__About this exercise__
Give the number of lines in this listing that contain "JSON", with no other words.

__Task material__
Start of Block

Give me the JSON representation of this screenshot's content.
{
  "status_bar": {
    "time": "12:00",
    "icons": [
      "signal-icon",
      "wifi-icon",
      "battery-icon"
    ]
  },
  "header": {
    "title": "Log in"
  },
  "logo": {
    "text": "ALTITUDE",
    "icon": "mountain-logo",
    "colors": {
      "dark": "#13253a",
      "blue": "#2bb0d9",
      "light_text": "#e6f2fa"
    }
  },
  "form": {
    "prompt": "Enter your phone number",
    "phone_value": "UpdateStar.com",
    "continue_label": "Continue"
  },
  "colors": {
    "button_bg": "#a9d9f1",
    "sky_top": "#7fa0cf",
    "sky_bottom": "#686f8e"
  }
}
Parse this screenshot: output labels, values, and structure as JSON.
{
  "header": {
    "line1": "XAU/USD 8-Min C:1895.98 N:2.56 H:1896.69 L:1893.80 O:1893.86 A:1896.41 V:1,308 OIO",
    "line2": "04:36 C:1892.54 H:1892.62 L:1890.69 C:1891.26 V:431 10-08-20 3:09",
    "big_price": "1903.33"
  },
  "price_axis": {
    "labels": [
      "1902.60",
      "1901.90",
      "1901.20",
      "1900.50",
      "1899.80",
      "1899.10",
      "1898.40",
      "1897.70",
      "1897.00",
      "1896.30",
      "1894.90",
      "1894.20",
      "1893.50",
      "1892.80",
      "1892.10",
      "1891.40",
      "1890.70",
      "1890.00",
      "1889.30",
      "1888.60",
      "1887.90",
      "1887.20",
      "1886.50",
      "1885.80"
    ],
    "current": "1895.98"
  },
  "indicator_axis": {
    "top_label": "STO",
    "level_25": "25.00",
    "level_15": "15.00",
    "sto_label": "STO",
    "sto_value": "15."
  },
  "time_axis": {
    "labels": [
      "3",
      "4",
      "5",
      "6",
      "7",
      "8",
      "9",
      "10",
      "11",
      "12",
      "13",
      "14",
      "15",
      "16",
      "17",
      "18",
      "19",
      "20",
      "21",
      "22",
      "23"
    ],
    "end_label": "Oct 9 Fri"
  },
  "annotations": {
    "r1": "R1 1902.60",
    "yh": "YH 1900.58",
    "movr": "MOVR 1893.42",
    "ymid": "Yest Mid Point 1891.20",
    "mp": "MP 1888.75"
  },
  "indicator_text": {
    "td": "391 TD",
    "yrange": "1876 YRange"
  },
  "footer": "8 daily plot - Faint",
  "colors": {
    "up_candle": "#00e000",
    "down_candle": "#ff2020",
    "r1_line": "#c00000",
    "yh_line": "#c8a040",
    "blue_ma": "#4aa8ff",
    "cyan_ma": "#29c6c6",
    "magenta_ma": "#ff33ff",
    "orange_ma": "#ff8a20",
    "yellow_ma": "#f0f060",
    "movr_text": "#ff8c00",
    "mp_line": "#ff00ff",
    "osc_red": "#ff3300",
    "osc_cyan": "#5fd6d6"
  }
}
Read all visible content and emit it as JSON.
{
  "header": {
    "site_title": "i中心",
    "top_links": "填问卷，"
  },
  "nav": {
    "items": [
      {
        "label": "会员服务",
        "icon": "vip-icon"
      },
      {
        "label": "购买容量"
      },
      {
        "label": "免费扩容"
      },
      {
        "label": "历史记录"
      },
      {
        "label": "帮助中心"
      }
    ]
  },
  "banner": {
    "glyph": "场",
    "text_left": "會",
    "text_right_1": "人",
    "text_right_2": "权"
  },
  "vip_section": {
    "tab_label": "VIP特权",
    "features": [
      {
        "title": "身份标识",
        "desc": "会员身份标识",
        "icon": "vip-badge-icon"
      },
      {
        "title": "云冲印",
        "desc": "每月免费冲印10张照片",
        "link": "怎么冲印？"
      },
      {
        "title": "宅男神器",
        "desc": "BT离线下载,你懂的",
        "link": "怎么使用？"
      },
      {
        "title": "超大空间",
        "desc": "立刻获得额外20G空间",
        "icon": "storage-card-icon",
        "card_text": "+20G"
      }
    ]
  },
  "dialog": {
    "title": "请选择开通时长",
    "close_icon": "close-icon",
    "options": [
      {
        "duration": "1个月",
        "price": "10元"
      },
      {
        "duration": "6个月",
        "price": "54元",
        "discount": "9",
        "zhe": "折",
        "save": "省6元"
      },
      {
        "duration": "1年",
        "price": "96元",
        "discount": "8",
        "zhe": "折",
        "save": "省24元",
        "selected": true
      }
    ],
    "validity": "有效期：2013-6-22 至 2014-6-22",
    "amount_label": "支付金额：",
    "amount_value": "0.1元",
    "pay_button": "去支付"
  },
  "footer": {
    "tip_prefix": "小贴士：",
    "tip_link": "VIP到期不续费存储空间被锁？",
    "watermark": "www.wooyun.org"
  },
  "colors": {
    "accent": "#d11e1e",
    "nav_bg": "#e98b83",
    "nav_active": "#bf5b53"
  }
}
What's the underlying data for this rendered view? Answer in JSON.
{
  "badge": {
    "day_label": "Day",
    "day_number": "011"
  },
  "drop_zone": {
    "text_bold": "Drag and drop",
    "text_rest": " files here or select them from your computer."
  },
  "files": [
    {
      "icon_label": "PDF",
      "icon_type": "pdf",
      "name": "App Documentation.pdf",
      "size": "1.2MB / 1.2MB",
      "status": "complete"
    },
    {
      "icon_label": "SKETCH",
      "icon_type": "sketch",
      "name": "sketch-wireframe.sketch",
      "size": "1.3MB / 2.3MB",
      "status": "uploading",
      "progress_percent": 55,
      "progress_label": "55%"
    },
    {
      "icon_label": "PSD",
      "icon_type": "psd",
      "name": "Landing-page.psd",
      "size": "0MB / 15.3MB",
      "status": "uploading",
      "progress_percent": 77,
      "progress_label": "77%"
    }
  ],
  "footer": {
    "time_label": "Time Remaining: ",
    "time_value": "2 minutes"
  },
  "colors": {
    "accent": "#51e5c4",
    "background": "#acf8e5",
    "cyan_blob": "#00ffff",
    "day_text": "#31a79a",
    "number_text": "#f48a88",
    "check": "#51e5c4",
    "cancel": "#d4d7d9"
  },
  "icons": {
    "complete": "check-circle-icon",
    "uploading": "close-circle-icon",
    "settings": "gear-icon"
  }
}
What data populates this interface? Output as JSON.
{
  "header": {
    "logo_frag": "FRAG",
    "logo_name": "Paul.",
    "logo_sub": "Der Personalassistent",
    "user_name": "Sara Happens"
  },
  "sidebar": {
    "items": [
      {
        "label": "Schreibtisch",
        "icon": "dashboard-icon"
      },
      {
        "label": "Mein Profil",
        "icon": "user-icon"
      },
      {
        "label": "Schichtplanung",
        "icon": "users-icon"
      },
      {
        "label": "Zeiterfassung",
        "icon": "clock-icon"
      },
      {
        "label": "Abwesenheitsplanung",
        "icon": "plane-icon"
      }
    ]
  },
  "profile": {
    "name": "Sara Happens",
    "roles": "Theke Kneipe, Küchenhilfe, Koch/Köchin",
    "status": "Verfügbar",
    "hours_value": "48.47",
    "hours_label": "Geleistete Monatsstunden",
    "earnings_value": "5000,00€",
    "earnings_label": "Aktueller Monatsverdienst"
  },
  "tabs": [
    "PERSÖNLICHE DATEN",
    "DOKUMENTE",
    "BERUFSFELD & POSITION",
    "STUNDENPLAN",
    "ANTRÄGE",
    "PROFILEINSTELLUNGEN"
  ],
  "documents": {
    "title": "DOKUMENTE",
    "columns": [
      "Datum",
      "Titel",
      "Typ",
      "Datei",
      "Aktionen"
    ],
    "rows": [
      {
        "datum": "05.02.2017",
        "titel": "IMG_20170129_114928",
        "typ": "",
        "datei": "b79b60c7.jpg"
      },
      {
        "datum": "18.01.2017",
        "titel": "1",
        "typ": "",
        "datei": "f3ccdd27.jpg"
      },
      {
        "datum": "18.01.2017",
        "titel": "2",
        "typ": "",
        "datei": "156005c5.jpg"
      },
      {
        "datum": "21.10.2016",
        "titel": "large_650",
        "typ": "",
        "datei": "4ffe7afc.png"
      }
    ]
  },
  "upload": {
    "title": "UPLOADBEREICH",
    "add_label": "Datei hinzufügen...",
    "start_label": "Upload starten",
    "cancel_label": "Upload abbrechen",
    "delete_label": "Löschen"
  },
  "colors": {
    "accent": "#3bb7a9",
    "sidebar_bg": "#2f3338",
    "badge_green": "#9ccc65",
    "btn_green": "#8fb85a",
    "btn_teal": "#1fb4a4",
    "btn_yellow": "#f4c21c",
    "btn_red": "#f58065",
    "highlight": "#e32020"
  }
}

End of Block

__Solution__
5